__What is being asked__
The response must contain every line from the records below that has "configured".

(Interface dataset entries)

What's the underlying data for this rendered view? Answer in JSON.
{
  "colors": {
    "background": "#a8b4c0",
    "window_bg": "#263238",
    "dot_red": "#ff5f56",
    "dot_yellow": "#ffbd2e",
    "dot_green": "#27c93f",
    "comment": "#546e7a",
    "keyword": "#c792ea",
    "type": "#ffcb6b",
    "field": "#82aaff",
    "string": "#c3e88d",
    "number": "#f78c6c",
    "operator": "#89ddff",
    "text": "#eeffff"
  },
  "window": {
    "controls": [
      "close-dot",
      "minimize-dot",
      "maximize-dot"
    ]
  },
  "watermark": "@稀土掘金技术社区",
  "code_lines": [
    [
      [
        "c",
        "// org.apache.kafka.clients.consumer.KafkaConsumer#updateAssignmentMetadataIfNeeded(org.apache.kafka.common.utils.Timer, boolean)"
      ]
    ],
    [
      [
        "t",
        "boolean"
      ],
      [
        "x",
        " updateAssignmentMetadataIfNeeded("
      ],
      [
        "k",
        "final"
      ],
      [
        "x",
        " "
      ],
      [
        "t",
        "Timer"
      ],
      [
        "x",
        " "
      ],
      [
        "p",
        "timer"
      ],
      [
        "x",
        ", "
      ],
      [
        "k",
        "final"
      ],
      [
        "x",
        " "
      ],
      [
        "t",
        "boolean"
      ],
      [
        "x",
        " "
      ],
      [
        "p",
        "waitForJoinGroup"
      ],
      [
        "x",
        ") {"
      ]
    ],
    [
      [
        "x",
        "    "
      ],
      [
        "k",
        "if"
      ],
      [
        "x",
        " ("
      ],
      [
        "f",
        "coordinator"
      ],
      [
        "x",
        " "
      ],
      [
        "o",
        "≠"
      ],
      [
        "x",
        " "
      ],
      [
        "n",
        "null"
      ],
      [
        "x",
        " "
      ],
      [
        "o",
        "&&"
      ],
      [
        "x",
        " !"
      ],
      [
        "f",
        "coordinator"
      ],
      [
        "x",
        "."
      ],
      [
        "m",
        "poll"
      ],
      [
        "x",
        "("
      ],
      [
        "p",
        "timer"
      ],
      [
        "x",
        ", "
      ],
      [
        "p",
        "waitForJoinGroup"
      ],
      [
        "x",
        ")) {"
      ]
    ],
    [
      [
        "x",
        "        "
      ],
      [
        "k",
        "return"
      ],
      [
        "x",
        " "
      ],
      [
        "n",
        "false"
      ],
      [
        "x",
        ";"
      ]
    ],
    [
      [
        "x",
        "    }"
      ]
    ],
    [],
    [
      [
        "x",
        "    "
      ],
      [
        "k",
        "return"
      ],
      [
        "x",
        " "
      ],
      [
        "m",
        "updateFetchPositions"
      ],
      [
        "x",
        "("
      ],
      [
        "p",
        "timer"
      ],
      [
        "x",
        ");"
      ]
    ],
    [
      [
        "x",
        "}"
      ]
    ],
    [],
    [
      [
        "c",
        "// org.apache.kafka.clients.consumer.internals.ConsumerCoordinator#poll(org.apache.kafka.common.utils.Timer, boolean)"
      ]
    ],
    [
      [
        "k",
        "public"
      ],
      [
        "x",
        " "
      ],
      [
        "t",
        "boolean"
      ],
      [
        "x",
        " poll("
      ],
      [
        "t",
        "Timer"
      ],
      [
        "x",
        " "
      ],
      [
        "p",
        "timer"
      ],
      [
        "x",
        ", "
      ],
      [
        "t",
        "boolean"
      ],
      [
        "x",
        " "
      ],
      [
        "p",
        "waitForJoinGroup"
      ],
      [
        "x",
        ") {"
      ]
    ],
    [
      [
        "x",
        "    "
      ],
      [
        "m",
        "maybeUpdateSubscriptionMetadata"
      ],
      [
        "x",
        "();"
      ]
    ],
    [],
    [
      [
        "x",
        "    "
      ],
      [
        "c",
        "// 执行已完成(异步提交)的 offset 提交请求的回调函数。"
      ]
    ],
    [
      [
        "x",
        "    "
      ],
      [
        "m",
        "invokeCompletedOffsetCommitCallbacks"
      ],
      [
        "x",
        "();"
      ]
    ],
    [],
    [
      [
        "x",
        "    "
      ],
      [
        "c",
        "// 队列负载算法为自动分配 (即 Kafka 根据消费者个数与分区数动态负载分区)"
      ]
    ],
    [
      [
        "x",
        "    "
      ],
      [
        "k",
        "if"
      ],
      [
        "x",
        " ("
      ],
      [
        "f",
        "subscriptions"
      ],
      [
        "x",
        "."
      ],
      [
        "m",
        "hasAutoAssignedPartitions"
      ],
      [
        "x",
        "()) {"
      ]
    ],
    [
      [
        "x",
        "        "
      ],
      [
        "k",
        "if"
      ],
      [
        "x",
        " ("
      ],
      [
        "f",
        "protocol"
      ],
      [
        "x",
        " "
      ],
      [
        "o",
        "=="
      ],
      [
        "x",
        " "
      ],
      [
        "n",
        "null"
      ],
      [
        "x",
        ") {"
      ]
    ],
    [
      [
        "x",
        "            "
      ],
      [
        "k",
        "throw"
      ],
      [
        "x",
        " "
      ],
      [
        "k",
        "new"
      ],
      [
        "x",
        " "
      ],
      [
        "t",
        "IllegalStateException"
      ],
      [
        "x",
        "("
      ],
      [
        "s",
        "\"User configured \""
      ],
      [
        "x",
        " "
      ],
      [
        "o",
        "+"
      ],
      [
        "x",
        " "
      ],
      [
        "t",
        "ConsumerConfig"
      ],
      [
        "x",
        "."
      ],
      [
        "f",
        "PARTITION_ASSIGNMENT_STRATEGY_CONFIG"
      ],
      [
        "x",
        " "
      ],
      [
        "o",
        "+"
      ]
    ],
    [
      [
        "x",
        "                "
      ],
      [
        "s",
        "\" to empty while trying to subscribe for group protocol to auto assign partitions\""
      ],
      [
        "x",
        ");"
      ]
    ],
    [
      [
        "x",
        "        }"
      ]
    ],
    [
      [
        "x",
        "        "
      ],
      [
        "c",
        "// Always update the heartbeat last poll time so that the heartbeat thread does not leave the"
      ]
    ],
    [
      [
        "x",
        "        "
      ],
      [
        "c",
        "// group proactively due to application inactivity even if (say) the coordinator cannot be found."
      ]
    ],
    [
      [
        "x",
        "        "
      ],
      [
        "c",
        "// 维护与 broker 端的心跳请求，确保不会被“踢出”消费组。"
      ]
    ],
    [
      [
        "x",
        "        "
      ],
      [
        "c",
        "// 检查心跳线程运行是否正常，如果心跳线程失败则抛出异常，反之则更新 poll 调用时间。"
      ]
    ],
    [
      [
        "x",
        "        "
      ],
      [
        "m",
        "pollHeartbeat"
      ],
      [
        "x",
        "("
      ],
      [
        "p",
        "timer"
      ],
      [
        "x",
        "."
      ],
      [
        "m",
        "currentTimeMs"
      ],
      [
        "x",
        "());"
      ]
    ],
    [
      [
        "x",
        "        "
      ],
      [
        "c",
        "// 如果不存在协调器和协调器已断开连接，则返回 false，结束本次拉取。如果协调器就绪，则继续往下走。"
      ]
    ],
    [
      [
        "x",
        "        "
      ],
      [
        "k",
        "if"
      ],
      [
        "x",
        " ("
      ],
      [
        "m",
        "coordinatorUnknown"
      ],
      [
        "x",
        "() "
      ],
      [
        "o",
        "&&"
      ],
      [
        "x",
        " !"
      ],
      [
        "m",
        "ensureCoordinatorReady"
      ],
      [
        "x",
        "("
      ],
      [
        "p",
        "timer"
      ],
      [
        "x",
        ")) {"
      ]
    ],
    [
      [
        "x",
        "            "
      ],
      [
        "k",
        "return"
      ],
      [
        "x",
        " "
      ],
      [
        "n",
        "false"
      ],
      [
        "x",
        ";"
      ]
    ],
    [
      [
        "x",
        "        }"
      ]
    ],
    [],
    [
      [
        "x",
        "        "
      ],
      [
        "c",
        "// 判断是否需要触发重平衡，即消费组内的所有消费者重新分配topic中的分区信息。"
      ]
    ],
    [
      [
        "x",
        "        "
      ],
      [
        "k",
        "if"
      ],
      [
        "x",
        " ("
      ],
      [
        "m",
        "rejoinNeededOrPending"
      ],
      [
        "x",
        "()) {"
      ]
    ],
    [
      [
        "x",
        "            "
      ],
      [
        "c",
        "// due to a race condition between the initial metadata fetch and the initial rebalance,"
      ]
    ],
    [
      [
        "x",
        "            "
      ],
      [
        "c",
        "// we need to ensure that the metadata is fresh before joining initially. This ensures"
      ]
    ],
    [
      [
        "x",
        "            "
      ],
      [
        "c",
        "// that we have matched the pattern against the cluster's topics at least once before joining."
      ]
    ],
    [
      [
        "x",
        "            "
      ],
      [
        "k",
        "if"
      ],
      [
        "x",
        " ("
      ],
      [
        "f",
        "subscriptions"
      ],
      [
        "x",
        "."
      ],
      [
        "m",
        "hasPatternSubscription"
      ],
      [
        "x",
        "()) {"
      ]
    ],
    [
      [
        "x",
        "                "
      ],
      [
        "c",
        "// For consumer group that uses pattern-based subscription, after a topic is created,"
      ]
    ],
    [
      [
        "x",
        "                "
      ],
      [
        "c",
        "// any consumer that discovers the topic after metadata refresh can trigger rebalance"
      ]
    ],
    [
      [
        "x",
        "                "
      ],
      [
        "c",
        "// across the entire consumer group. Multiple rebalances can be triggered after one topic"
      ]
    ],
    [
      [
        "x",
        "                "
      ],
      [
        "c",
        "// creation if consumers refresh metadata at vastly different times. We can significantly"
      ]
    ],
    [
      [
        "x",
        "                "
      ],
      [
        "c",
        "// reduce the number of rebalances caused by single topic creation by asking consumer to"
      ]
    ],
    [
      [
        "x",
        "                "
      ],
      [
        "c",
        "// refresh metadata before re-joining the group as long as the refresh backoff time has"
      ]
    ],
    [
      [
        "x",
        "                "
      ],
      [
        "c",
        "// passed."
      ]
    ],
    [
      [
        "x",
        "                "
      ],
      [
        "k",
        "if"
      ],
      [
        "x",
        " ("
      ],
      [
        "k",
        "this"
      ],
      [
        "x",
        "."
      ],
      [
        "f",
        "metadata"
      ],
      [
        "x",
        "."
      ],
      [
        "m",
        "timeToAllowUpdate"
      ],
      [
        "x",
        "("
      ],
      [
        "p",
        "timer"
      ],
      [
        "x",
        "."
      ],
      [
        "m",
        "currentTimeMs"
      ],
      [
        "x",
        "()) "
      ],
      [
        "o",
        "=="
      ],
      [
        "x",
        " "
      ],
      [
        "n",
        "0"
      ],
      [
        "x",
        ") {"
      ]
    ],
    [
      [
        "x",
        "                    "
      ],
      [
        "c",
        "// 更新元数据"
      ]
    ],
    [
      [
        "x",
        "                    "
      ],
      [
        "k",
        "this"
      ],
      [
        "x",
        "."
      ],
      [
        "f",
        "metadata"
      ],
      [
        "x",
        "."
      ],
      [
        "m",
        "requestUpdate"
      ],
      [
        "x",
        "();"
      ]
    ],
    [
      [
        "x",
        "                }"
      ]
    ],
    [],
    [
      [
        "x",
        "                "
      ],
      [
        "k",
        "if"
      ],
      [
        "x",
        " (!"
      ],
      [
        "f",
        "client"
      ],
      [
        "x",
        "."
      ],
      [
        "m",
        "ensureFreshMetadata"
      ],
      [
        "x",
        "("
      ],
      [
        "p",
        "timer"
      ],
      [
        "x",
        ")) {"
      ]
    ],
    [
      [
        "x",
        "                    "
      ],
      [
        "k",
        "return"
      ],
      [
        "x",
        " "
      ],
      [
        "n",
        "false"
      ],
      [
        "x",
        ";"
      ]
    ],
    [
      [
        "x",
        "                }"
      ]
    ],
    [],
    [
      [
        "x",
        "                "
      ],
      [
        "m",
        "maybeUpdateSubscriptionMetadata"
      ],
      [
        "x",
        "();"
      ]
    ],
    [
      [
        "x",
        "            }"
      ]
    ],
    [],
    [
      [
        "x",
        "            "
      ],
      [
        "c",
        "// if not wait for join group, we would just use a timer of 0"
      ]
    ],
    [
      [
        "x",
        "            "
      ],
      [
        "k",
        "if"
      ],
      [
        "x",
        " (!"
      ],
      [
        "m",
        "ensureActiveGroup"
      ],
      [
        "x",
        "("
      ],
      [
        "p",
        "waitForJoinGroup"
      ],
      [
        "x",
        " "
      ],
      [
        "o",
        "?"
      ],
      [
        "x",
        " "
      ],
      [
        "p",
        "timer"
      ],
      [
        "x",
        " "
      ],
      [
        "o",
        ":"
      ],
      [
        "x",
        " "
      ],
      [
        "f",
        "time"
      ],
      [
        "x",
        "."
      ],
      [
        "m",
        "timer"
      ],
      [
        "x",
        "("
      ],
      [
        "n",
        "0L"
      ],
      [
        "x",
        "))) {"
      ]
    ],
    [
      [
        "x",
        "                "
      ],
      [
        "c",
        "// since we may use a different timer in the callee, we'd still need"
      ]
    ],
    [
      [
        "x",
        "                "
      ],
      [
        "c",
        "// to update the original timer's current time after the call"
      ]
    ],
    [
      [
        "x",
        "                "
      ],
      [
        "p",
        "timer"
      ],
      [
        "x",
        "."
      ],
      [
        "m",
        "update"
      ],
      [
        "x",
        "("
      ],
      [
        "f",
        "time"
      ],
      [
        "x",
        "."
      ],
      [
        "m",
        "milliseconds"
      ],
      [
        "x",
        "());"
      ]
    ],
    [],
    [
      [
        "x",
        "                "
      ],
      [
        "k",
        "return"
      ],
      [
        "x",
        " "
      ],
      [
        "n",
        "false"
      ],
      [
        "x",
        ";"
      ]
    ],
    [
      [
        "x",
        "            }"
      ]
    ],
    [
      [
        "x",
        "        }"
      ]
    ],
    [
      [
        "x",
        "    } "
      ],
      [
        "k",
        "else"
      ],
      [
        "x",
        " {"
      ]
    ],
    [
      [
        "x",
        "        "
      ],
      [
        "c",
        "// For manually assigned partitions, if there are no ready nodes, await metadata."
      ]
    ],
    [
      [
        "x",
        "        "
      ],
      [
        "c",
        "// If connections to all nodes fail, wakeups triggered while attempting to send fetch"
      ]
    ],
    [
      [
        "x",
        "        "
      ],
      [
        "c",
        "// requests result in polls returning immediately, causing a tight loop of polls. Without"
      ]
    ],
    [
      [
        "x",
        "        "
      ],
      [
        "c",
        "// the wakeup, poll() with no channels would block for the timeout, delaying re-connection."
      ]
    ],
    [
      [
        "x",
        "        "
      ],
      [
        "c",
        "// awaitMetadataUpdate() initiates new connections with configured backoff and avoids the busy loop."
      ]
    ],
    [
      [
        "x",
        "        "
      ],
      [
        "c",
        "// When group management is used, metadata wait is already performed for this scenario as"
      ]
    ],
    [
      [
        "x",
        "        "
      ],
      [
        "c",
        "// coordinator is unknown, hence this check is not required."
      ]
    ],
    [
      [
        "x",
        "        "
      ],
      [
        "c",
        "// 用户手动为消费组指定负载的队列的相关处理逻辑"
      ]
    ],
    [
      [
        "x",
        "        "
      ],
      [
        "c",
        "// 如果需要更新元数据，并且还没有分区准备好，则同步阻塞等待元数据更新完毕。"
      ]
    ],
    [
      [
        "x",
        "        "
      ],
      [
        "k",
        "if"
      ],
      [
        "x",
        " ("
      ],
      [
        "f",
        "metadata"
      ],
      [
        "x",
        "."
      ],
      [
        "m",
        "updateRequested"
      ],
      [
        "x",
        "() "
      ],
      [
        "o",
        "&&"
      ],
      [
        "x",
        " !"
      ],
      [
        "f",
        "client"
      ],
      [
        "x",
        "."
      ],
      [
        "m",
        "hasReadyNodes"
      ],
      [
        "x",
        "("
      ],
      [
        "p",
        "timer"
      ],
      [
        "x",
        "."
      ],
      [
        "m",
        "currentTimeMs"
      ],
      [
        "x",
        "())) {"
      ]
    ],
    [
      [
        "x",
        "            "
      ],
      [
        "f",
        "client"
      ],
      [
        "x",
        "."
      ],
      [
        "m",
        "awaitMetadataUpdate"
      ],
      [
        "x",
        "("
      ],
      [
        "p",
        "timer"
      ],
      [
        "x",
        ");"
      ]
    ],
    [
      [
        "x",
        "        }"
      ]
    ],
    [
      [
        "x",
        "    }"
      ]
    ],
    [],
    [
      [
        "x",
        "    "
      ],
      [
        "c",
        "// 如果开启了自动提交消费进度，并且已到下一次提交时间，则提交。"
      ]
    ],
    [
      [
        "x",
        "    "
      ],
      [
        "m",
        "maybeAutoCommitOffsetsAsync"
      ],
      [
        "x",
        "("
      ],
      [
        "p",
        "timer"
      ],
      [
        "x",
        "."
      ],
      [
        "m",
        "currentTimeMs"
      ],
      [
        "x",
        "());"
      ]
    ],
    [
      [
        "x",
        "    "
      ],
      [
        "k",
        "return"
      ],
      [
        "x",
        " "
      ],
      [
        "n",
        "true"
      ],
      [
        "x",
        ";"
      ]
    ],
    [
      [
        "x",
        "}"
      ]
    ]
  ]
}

__Exercise result__
        "\"User configured \""
        "// awaitMetadataUpdate() initiates new connections with configured backoff and avoids the busy loop."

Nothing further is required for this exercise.